About this exercise. If a line in the material below has the word "metronome", copy it.

──────────

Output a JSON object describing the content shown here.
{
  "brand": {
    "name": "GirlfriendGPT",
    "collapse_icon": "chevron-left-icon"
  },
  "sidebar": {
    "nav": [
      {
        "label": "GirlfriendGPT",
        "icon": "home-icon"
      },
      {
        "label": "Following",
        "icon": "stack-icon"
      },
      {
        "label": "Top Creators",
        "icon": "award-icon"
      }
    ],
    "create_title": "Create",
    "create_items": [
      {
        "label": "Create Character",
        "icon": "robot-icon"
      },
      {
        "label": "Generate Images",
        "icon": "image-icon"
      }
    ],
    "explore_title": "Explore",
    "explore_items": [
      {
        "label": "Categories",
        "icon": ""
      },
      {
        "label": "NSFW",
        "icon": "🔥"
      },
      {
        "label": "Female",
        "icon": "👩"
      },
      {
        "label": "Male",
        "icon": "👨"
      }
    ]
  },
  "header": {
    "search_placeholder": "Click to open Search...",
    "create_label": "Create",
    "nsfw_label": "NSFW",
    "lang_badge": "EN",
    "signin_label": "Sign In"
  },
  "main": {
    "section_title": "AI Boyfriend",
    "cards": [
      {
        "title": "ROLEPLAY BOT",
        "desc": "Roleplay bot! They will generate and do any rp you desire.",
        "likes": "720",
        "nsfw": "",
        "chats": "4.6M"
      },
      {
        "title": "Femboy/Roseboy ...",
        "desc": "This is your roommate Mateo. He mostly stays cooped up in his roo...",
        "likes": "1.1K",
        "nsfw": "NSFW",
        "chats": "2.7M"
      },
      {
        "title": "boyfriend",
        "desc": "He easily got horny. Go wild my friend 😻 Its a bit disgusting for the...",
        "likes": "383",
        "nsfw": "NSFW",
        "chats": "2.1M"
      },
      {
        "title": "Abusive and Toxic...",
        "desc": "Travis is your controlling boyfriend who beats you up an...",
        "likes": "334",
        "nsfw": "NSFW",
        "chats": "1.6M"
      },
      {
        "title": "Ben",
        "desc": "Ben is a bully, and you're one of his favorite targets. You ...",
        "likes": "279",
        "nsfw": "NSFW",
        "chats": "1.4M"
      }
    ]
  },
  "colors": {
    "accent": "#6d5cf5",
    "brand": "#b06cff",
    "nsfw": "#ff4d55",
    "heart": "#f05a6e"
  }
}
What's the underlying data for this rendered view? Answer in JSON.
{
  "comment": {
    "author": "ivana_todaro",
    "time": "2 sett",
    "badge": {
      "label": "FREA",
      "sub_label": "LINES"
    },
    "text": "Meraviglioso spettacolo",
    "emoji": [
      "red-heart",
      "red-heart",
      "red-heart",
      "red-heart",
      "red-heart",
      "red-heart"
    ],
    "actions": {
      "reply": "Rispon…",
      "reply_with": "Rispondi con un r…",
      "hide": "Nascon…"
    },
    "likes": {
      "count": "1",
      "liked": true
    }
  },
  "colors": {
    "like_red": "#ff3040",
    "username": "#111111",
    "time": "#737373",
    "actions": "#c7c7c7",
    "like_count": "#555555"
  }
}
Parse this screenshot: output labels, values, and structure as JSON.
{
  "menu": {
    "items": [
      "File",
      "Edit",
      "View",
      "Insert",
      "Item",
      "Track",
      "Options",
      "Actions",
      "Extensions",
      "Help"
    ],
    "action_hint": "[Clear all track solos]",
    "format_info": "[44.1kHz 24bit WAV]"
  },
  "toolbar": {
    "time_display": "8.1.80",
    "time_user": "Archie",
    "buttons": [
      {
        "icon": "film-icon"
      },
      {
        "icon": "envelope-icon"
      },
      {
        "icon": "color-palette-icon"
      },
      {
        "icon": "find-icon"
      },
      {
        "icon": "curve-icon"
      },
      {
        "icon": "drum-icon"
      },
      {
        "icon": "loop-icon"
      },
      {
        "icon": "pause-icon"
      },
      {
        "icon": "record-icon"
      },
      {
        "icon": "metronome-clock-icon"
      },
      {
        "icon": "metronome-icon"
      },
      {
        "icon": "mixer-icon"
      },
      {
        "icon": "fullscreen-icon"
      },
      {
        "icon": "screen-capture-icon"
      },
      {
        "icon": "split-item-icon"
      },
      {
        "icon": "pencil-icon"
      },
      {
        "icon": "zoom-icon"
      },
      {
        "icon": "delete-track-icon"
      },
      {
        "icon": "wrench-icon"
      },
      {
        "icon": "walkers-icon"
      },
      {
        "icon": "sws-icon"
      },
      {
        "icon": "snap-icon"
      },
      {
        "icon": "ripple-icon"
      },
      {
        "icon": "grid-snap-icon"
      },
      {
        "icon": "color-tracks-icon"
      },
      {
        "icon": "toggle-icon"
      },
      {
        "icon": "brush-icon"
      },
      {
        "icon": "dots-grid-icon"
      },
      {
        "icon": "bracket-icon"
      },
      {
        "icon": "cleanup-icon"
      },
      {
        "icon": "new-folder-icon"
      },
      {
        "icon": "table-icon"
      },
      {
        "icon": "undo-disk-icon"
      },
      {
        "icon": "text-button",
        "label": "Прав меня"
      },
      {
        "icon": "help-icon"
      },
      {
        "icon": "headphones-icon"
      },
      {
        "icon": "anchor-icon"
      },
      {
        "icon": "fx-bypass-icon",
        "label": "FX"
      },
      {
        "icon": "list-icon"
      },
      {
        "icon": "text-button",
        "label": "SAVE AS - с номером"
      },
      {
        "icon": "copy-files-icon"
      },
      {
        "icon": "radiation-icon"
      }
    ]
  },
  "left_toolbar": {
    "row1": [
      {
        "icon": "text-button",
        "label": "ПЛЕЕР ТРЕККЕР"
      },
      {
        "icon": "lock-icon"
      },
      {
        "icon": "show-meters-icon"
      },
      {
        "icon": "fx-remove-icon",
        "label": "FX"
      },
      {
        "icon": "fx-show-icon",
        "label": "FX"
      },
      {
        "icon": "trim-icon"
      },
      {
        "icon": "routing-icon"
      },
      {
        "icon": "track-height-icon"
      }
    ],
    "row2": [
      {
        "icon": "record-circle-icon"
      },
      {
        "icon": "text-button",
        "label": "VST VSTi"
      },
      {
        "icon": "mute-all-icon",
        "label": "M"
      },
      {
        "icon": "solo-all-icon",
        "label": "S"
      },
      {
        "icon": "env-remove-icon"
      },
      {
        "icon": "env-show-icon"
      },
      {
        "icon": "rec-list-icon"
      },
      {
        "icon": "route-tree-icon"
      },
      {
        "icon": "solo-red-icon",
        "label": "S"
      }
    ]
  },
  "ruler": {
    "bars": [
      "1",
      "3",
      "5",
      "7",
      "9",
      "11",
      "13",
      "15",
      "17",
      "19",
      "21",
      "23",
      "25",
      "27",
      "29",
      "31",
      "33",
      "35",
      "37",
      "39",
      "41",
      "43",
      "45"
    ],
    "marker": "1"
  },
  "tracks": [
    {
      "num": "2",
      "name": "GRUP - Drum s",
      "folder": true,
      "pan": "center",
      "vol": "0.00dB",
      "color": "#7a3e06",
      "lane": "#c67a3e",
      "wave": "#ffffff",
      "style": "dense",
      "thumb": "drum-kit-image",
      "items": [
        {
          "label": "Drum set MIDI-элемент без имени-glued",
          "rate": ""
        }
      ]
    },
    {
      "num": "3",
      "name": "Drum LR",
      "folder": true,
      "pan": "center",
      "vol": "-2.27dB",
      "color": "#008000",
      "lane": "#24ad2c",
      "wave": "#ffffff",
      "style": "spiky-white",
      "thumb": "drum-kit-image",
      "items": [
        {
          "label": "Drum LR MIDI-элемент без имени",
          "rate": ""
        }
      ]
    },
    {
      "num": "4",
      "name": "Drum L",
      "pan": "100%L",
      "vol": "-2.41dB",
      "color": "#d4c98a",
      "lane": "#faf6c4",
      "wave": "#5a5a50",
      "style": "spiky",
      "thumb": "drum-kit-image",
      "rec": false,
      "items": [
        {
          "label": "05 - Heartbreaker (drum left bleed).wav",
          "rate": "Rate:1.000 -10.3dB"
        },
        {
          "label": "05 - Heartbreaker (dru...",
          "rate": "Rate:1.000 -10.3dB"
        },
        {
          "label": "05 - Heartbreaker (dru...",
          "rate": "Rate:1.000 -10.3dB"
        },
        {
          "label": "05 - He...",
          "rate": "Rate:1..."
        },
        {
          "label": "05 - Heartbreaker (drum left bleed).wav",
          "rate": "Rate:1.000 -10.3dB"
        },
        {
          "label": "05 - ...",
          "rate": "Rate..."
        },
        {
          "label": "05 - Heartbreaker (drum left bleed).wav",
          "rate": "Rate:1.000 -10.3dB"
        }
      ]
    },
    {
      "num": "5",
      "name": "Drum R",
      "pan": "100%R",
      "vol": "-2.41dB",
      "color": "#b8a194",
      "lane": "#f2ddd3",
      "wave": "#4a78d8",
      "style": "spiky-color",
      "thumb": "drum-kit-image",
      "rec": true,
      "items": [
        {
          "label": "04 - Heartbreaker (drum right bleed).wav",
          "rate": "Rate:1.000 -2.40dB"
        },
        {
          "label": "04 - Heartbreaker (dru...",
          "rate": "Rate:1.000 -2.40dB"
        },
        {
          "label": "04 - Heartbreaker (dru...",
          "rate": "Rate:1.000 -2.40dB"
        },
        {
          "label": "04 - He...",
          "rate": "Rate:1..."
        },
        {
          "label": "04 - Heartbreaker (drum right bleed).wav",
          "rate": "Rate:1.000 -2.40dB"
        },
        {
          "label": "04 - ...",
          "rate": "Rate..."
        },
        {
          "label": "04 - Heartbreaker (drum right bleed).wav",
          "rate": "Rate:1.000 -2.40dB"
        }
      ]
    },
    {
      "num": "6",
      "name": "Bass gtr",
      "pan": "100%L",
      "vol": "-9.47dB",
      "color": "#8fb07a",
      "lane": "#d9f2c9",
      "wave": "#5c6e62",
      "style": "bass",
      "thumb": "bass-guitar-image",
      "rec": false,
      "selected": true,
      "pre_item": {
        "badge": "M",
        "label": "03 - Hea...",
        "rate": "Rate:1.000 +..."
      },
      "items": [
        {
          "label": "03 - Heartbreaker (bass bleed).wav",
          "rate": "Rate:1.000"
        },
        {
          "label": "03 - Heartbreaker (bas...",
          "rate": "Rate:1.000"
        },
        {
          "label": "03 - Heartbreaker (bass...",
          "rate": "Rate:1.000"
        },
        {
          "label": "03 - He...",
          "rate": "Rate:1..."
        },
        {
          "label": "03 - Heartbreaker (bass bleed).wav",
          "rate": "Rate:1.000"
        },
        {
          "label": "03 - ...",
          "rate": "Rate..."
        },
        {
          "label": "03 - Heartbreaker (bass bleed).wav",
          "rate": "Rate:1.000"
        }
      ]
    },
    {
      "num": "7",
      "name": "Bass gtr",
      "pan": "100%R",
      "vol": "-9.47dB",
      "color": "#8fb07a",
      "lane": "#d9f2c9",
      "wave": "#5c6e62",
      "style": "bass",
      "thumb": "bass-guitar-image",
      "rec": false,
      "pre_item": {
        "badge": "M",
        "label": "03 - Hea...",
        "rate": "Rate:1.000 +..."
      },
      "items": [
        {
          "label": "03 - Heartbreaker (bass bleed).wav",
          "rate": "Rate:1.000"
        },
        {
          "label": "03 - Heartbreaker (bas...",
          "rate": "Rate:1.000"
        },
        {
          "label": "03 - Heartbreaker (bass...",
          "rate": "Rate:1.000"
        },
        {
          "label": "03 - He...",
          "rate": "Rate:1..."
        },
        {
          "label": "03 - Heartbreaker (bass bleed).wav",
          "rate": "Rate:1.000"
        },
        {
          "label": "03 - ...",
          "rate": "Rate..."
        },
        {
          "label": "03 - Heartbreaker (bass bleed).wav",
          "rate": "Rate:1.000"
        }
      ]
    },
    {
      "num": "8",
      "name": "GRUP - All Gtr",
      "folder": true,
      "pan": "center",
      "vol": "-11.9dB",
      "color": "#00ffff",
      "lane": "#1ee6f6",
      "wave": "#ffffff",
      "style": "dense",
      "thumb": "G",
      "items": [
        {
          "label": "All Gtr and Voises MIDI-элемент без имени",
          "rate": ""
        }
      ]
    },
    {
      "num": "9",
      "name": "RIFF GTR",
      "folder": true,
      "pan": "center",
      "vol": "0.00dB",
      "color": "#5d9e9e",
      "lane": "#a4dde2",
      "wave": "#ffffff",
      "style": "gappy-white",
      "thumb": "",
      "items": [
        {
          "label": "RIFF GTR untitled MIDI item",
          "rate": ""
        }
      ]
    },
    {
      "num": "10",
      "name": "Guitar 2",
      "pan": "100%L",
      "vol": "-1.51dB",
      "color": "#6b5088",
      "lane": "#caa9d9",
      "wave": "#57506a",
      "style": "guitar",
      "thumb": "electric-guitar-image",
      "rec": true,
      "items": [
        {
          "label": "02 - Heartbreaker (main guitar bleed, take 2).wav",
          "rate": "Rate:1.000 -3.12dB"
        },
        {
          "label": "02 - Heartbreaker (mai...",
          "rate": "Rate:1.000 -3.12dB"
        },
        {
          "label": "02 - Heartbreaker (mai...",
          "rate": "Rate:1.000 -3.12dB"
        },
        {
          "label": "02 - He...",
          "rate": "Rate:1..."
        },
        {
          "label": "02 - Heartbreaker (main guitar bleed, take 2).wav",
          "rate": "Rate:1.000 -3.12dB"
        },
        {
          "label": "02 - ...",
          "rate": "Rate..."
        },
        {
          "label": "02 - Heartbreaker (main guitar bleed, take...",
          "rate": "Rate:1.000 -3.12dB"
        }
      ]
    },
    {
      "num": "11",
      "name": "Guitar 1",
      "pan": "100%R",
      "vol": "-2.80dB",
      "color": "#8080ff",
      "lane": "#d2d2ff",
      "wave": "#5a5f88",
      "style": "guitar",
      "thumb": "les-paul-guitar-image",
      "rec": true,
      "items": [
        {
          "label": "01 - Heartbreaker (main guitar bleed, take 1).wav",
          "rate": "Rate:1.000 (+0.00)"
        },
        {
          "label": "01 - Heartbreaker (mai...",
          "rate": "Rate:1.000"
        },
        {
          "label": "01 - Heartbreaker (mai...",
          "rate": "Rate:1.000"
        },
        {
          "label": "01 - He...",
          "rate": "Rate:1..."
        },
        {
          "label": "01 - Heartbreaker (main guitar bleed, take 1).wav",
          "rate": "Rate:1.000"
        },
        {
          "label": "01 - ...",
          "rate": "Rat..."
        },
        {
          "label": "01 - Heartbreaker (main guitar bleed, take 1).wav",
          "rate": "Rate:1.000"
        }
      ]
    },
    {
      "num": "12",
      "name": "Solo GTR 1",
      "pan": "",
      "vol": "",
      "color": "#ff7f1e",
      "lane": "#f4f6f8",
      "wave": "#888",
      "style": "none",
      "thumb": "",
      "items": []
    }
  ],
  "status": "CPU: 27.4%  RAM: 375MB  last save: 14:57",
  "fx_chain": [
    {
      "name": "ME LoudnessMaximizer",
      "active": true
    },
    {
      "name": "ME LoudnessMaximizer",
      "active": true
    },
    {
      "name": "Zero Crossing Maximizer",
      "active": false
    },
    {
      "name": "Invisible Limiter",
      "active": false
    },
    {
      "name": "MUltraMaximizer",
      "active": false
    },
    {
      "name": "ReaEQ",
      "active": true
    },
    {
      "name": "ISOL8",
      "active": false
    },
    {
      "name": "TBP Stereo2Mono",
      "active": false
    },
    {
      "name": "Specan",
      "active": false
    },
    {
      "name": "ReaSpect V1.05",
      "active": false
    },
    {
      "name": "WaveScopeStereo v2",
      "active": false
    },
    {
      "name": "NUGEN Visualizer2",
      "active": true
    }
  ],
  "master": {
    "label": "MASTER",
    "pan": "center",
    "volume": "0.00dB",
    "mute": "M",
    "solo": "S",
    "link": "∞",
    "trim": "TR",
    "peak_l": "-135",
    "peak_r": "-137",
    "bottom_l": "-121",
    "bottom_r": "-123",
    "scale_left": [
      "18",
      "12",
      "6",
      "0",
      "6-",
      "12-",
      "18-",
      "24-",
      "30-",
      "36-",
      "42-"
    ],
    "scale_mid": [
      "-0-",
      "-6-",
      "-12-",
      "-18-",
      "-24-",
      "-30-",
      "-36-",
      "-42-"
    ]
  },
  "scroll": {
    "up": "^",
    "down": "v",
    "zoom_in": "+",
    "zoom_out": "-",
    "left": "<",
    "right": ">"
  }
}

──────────

Response below.
        "icon": "metronome-clock-icon"
        "icon": "metronome-icon"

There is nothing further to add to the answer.